LIFE (is MaDE of ChoiCes)

"Cross Disciplinary Program" (CDP) Project
Optimizing health trajectories by leveraging social, urban and environmental data

Half of middle age adults exhibit more than two concomitant chronic diseases (“multimorbidity”). The progressive aggregation of chronic diseases across lifespan is drawing original health trajectories from multimorbidity to cancer. The overall goal of LIFE project is to examine the determinants of health trajectories by capturing underestimated yet crucial contributing factors including access to care, socio-economic factors, environmental exposures and urban design.

CDP Project - Life

The challenges

In this project, we are developing an integrated and multidisciplinary research plan uniting biological scientists, doctors, epidemiologists, public health specialists, social scientists, urban designers and big data researchers into a common framework for developing evidence-based societal and environmental control of health trajectories and transition to cancer.
 

Interdisciplinarity

Transdisciplinarity is the essence of LIFE (is MaDE of ChoiCes). The questions addressed by the program and the proposed solutions span a wide spectrum of expertise ranging from biology and

medicine to social sciences, architecture and computer sciences. The conjecture underpinning the program is that its success requires the integration of six pillars (medicine, molecular markers, environmental exposures, socioeconomic disparities, city planning and computer sciences), providing stable and level ground for further transdisciplinary building.
 

International visibility

LIFE will feed a unique scalable data processing pipeline and will allow developing a geocoded spatial mapping of transdisciplinary modulators of health trajectories. Knowledge generated by LIFE will facilitate action plans for improving healthcare organization and access, and for promoting healthy urban design and innovative medical interventions.

The proportion of the global population living in cities is predicted to rise to 60% by 2030, a 72% increase in 30 years. Understanding of how social and urban environment affect disease trajectories and can be leveraged to produce health benefits is therefore the cornerstone of the implementation of the Health21 agenda of WHO.
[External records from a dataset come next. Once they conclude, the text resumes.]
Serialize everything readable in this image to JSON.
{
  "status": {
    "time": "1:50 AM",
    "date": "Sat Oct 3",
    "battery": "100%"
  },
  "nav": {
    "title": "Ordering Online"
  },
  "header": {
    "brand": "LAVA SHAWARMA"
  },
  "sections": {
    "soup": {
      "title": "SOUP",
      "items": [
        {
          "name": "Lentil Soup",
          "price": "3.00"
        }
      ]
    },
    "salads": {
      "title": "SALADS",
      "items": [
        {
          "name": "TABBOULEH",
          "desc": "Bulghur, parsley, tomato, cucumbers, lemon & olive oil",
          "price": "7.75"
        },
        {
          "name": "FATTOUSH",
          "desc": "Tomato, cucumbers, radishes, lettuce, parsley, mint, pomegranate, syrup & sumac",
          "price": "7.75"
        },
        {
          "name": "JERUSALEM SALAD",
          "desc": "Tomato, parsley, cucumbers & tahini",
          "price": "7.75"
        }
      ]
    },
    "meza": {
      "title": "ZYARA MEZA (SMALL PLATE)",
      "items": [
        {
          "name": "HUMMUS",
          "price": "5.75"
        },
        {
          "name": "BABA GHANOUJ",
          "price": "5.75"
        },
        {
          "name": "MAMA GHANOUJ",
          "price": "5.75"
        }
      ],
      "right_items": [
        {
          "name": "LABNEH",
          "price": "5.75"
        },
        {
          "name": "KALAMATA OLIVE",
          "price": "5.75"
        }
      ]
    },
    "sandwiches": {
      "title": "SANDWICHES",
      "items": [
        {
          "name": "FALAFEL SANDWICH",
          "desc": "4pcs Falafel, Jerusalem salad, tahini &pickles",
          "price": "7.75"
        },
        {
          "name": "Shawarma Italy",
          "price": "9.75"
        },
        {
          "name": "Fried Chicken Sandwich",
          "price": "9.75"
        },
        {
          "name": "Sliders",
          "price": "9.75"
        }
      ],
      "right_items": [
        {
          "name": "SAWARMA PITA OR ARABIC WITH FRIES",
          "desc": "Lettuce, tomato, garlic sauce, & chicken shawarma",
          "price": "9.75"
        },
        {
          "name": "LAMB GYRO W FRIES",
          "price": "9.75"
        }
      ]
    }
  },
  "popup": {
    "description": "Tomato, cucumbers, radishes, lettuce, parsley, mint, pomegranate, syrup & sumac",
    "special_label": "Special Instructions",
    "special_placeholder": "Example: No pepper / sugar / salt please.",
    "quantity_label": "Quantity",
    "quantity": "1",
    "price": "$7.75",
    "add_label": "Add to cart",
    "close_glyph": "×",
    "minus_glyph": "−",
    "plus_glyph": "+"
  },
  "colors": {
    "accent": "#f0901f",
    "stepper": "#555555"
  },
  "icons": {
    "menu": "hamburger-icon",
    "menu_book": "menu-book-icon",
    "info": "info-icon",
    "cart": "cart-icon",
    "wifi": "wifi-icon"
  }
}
Awareness of environmental and urban impact on health is at the heart of numerous urban development plans, including Grenoble. With the urban and environmental challenges promoted by LIFE, its scientific radiance, and the international collaborations of the project stakeholders, the generated innovations will be a unique opportunity both locally and internationally.



Published on July 2, 2018